THE PROBLEM => Could you find every line in the entries below that holds the word "Chuyển" and copy it?

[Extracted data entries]
■ ■ ■ ■ ■ ■ ■

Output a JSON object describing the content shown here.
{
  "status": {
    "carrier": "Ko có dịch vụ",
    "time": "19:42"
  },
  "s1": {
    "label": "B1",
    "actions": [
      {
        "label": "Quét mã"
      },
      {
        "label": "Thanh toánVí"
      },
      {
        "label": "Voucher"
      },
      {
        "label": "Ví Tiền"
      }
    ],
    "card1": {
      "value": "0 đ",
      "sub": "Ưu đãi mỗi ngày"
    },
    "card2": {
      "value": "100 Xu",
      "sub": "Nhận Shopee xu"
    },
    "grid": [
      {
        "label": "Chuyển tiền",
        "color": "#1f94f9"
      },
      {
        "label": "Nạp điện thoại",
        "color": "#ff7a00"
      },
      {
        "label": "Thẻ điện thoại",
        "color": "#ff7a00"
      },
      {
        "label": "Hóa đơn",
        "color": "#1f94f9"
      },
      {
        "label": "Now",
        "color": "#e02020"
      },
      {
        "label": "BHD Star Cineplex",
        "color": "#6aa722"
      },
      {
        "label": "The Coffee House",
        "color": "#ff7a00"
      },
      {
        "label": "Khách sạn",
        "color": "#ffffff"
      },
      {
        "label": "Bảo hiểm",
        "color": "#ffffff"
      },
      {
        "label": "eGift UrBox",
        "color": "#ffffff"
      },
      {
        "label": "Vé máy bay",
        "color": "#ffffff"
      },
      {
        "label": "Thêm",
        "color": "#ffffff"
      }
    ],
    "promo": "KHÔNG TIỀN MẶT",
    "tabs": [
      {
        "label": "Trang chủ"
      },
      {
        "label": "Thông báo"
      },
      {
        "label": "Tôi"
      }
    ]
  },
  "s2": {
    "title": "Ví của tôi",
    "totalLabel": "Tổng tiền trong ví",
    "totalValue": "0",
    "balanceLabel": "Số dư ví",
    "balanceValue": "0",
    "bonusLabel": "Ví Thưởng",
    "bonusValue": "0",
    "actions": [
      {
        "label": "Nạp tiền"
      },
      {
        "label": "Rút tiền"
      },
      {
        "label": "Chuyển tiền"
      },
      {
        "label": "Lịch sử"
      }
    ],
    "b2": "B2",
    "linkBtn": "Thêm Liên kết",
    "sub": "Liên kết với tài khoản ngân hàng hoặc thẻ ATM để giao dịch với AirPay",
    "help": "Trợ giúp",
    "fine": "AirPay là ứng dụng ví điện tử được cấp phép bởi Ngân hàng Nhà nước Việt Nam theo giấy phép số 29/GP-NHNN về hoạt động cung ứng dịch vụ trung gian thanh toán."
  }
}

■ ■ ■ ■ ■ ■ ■

RESULT OF THIS TASK =>
        "label": "Chuyển tiền",
        "label": "Chuyển tiền"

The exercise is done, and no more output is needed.